- The task:
Each line of the entries below that holds "Perihelion" is needed, copied in full.

Dataset rows describing interfaces:
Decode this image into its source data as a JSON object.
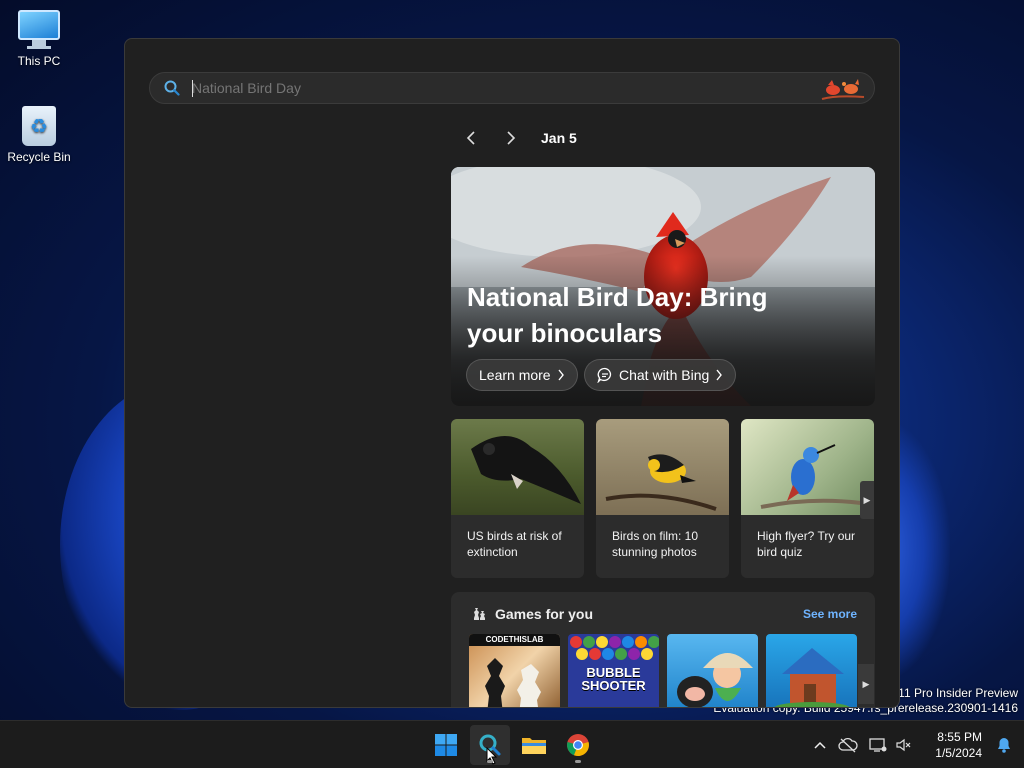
{
  "desktop": {
    "icons": [
      {
        "label": "This PC"
      },
      {
        "label": "Recycle Bin"
      }
    ],
    "watermark": {
      "line1": "s 11 Pro Insider Preview",
      "line2": "Evaluation copy. Build 25947.rs_prerelease.230901-1416"
    }
  },
  "search": {
    "value": "",
    "placeholder": "National Bird Day"
  },
  "highlights": {
    "date": "Jan 5",
    "hero": {
      "title": "National Bird Day: Bring your binoculars",
      "learn_more": "Learn more",
      "chat": "Chat with Bing"
    },
    "cards": [
      {
        "title": "US birds at risk of extinction"
      },
      {
        "title": "Birds on film: 10 stunning photos"
      },
      {
        "title": "High flyer? Try our bird quiz"
      }
    ],
    "games": {
      "title": "Games for you",
      "see_more": "See more",
      "tiles": [
        {
          "label": "CODETHISLAB"
        },
        {
          "label": "BUBBLE SHOOTER"
        },
        {
          "label": ""
        },
        {
          "label": ""
        }
      ]
    }
  },
  "taskbar": {
    "time": "8:55 PM",
    "date": "1/5/2024"
  },
  "colors": {
    "accent": "#6fb4ff",
    "panel": "#202020",
    "card": "#2c2c2c"
  }
}
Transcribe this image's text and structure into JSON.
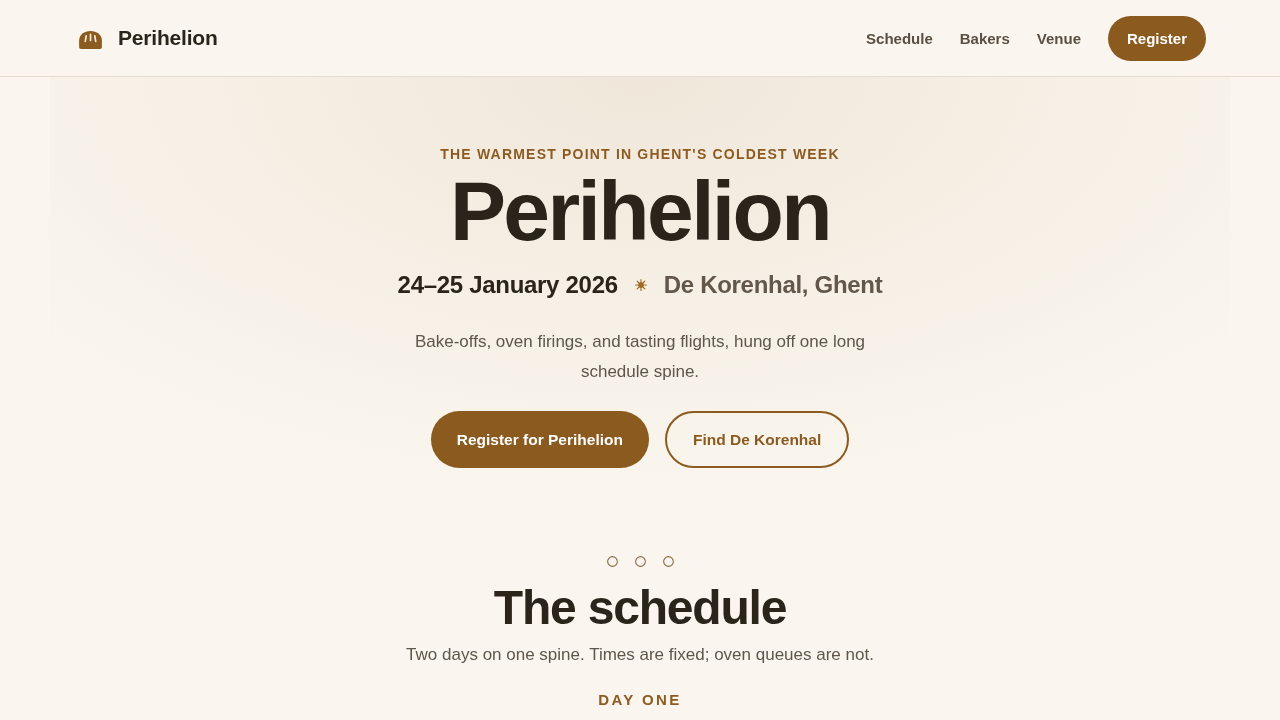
{
  "header": {
    "brand": "Perihelion",
    "nav": [
      "Schedule",
      "Bakers",
      "Venue"
    ],
    "cta": "Register"
  },
  "hero": {
    "eyebrow": "THE WARMEST POINT IN GHENT'S COLDEST WEEK",
    "title": "Perihelion",
    "date": "24–25 January 2026",
    "venue": "De Korenhal, Ghent",
    "description": "Bake-offs, oven firings, and tasting flights, hung off one long schedule spine.",
    "buttons": [
      {
        "label": "Register for Perihelion",
        "kind": "primary"
      },
      {
        "label": "Find De Korenhal",
        "kind": "secondary"
      }
    ]
  },
  "schedule": {
    "title": "The schedule",
    "subtitle": "Two days on one spine. Times are fixed; oven queues are not.",
    "day_label": "DAY ONE"
  }
}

- Response below:
    "brand": "Perihelion",
    "title": "Perihelion",
        "label": "Register for Perihelion",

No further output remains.